- Benhabib, Jess & Bisin, Alberto & Schotter, Andrew, 2010. "Present-bias, quasi-hyperbolic discounting, and fixed costs," Games and Economic Behavior, Elsevier, vol. 69(2), pages 205-223, July.
- repec:oup:qjecon:v:112:y:1997:i:2:p:443-77 is not listed on IDEAS
- repec:tpr:qjecon:v:112:y:1997:i:2:p:443-77 is not listed on IDEAS
- Matthew Rabin & Georg Weizsacker, 2009.
"Narrow Bracketing and Dominated Choices,"
American Economic Review,
American Economic Association, vol. 99(4), pages 1508-43, September.
- repec:ubc:pmicro:yoram_halevy-2012-19 is not listed on IDEAS
- Nava Ashraf & Dean Karlan & Wesley Yin, 2006. "Tying Odysseus to the Mast: Evidence From a Commitment Savings Product in the Philippines," The Quarterly Journal of Economics, Oxford University Press, vol. 121(2), pages 635-672.
- Elisabet Rutstrom & Glenn Harrison & Morten Lau, 2005. "Dynamic consistency in denmark: A longitudinal field experiment," Artefactual Field Experiments 00060, The Field Experiments Website.
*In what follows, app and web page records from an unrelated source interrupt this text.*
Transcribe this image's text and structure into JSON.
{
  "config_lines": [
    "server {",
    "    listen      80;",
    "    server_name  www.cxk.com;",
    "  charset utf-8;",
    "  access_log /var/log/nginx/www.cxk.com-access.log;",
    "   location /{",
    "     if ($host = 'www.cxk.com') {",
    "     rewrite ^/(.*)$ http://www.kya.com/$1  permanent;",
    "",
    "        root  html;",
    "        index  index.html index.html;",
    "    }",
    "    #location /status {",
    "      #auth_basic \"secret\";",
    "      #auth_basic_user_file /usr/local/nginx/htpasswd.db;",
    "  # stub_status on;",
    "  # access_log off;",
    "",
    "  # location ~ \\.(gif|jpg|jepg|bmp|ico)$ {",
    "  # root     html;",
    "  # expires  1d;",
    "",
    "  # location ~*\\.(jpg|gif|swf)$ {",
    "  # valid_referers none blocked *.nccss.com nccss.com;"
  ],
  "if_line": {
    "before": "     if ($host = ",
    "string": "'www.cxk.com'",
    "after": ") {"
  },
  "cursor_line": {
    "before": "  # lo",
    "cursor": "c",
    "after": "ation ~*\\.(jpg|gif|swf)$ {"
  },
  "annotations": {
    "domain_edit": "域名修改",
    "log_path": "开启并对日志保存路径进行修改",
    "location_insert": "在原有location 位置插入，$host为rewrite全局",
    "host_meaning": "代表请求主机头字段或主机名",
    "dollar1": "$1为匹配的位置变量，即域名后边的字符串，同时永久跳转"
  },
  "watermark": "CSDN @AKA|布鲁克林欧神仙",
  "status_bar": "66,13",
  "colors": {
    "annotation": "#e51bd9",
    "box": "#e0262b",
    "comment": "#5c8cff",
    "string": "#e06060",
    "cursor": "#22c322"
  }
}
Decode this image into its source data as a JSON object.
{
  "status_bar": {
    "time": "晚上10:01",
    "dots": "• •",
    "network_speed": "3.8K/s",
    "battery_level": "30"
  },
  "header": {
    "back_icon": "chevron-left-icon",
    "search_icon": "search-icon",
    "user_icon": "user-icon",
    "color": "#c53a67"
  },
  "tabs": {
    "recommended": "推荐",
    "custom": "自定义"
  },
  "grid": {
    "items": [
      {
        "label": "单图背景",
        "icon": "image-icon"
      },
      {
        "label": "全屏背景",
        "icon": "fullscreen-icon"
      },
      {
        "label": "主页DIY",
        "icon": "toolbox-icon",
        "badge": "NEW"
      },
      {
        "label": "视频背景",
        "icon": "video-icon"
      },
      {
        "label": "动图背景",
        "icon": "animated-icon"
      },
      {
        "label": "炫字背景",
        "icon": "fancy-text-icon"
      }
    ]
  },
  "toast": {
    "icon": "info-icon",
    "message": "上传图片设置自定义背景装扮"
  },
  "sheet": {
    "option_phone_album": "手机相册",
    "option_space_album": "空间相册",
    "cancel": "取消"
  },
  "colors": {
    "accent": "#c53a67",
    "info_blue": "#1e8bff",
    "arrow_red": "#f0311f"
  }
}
- Tomomi Tanaka & Colin F. Camerer & Quang Nguyen, 2010. "Risk and Time Preferences: Linking Experimental and Household Survey Data from Vietnam," American Economic Review, American Economic Association, vol. 100(1), pages 557-71, March.
- Laibson, David I., 1997.
"Golden Eggs and Hyperbolic Discounting,"
4481499, Harvard University Department of Economics.
- Alessandro Tarozzi & Aprajit Mahajan, 2011. "Time Inconsistency, Expectations and Technology Adoption: The Case of Insecticide Treated Nets," Working Papers 11-14, Duke University, Department of Economics.
When requesting a correction, please mention this item's handle: RePEc:bro:econwp:2014-1. See general information about how to correct material in RePEc.
For technical questions regarding this item, or to correct its authors, title, abstract, bibliographic or download information, contact: (Brown Economics Webmaster)
If references are entirely missing, you can add them using this form.